[Source data]

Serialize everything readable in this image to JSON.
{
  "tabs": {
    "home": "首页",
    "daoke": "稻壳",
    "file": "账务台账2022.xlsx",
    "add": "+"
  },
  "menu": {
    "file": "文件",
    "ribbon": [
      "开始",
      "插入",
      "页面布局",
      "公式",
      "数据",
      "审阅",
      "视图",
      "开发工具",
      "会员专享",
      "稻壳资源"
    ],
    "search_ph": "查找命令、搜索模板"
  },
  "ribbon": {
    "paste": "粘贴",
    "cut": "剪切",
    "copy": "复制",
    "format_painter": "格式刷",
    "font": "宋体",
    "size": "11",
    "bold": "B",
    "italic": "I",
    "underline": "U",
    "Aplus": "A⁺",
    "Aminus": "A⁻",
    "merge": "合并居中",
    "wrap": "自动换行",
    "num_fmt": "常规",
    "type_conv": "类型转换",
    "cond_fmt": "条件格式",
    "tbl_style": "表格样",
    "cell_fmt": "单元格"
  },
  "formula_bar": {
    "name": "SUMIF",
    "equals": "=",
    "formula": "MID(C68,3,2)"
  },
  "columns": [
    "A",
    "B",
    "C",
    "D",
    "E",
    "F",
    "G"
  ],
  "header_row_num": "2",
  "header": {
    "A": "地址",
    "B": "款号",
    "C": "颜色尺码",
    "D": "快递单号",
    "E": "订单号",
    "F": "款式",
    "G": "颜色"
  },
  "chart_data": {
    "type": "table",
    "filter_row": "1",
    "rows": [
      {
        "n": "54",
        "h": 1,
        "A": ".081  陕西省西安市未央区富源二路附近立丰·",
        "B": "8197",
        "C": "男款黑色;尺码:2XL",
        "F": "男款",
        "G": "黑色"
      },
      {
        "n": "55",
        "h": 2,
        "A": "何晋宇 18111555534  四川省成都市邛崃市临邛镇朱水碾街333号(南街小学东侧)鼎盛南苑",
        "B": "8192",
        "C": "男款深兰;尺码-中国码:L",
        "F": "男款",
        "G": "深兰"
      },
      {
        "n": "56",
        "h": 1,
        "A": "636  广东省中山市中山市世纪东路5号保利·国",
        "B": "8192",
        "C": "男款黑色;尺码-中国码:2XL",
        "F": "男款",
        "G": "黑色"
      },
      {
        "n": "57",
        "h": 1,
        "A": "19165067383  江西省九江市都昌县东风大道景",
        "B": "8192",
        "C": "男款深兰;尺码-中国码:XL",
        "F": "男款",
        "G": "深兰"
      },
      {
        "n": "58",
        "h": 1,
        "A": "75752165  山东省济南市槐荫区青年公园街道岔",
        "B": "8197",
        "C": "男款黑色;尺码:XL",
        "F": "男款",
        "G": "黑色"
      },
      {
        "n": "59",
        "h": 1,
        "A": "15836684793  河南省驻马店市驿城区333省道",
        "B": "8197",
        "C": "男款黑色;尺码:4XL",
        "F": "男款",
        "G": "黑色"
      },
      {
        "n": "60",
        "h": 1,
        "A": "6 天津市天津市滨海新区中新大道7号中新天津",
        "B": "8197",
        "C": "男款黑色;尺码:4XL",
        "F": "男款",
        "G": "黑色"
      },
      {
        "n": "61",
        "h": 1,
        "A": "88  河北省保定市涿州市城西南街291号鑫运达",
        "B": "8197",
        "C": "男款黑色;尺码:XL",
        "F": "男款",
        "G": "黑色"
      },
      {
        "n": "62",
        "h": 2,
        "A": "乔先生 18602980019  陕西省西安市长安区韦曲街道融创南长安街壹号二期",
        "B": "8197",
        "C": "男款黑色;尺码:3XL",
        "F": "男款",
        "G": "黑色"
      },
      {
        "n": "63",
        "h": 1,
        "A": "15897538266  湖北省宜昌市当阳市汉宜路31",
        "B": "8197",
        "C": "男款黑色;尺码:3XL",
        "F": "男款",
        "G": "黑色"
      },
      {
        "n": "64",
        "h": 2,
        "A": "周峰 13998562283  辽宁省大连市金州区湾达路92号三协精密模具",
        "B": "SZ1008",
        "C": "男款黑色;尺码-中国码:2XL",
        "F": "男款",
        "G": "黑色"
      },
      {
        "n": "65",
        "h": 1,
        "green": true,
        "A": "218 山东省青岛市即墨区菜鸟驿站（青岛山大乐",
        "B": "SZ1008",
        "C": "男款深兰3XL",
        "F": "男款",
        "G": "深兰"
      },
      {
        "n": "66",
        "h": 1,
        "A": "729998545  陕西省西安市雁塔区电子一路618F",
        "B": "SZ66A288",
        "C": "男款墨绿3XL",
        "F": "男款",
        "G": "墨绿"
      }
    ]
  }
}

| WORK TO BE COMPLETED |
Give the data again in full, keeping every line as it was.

| ANSWER |
Serialize everything readable in this image to JSON.
{
  "tabs": {
    "home": "首页",
    "daoke": "稻壳",
    "file": "账务台账2022.xlsx",
    "add": "+"
  },
  "menu": {
    "file": "文件",
    "ribbon": [
      "开始",
      "插入",
      "页面布局",
      "公式",
      "数据",
      "审阅",
      "视图",
      "开发工具",
      "会员专享",
      "稻壳资源"
    ],
    "search_ph": "查找命令、搜索模板"
  },
  "ribbon": {
    "paste": "粘贴",
    "cut": "剪切",
    "copy": "复制",
    "format_painter": "格式刷",
    "font": "宋体",
    "size": "11",
    "bold": "B",
    "italic": "I",
    "underline": "U",
    "Aplus": "A⁺",
    "Aminus": "A⁻",
    "merge": "合并居中",
    "wrap": "自动换行",
    "num_fmt": "常规",
    "type_conv": "类型转换",
    "cond_fmt": "条件格式",
    "tbl_style": "表格样",
    "cell_fmt": "单元格"
  },
  "formula_bar": {
    "name": "SUMIF",
    "equals": "=",
    "formula": "MID(C68,3,2)"
  },
  "columns": [
    "A",
    "B",
    "C",
    "D",
    "E",
    "F",
    "G"
  ],
  "header_row_num": "2",
  "header": {
    "A": "地址",
    "B": "款号",
    "C": "颜色尺码",
    "D": "快递单号",
    "E": "订单号",
    "F": "款式",
    "G": "颜色"
  },
  "chart_data": {
    "type": "table",
    "filter_row": "1",
    "rows": [
      {
        "n": "54",
        "h": 1,
        "A": ".081  陕西省西安市未央区富源二路附近立丰·",
        "B": "8197",
        "C": "男款黑色;尺码:2XL",
        "F": "男款",
        "G": "黑色"
      },
      {
        "n": "55",
        "h": 2,
        "A": "何晋宇 18111555534  四川省成都市邛崃市临邛镇朱水碾街333号(南街小学东侧)鼎盛南苑",
        "B": "8192",
        "C": "男款深兰;尺码-中国码:L",
        "F": "男款",
        "G": "深兰"
      },
      {
        "n": "56",
        "h": 1,
        "A": "636  广东省中山市中山市世纪东路5号保利·国",
        "B": "8192",
        "C": "男款黑色;尺码-中国码:2XL",
        "F": "男款",
        "G": "黑色"
      },
      {
        "n": "57",
        "h": 1,
        "A": "19165067383  江西省九江市都昌县东风大道景",
        "B": "8192",
        "C": "男款深兰;尺码-中国码:XL",
        "F": "男款",
        "G": "深兰"
      },
      {
        "n": "58",
        "h": 1,
        "A": "75752165  山东省济南市槐荫区青年公园街道岔",
        "B": "8197",
        "C": "男款黑色;尺码:XL",
        "F": "男款",
        "G": "黑色"
      },
      {
        "n": "59",
        "h": 1,
        "A": "15836684793  河南省驻马店市驿城区333省道",
        "B": "8197",
        "C": "男款黑色;尺码:4XL",
        "F": "男款",
        "G": "黑色"
      },
      {
        "n": "60",
        "h": 1,
        "A": "6 天津市天津市滨海新区中新大道7号中新天津",
        "B": "8197",
        "C": "男款黑色;尺码:4XL",
        "F": "男款",
        "G": "黑色"
      },
      {
        "n": "61",
        "h": 1,
        "A": "88  河北省保定市涿州市城西南街291号鑫运达",
        "B": "8197",
        "C": "男款黑色;尺码:XL",
        "F": "男款",
        "G": "黑色"
      },
      {
        "n": "62",
        "h": 2,
        "A": "乔先生 18602980019  陕西省西安市长安区韦曲街道融创南长安街壹号二期",
        "B": "8197",
        "C": "男款黑色;尺码:3XL",
        "F": "男款",
        "G": "黑色"
      },
      {
        "n": "63",
        "h": 1,
        "A": "15897538266  湖北省宜昌市当阳市汉宜路31",
        "B": "8197",
        "C": "男款黑色;尺码:3XL",
        "F": "男款",
        "G": "黑色"
      },
      {
        "n": "64",
        "h": 2,
        "A": "周峰 13998562283  辽宁省大连市金州区湾达路92号三协精密模具",
        "B": "SZ1008",
        "C": "男款黑色;尺码-中国码:2XL",
        "F": "男款",
        "G": "黑色"
      },
      {
        "n": "65",
        "h": 1,
        "green": true,
        "A": "218 山东省青岛市即墨区菜鸟驿站（青岛山大乐",
        "B": "SZ1008",
        "C": "男款深兰3XL",
        "F": "男款",
        "G": "深兰"
      },
      {
        "n": "66",
        "h": 1,
        "A": "729998545  陕西省西安市雁塔区电子一路618F",
        "B": "SZ66A288",
        "C": "男款墨绿3XL",
        "F": "男款",
        "G": "墨绿"
      }
    ]
  }
}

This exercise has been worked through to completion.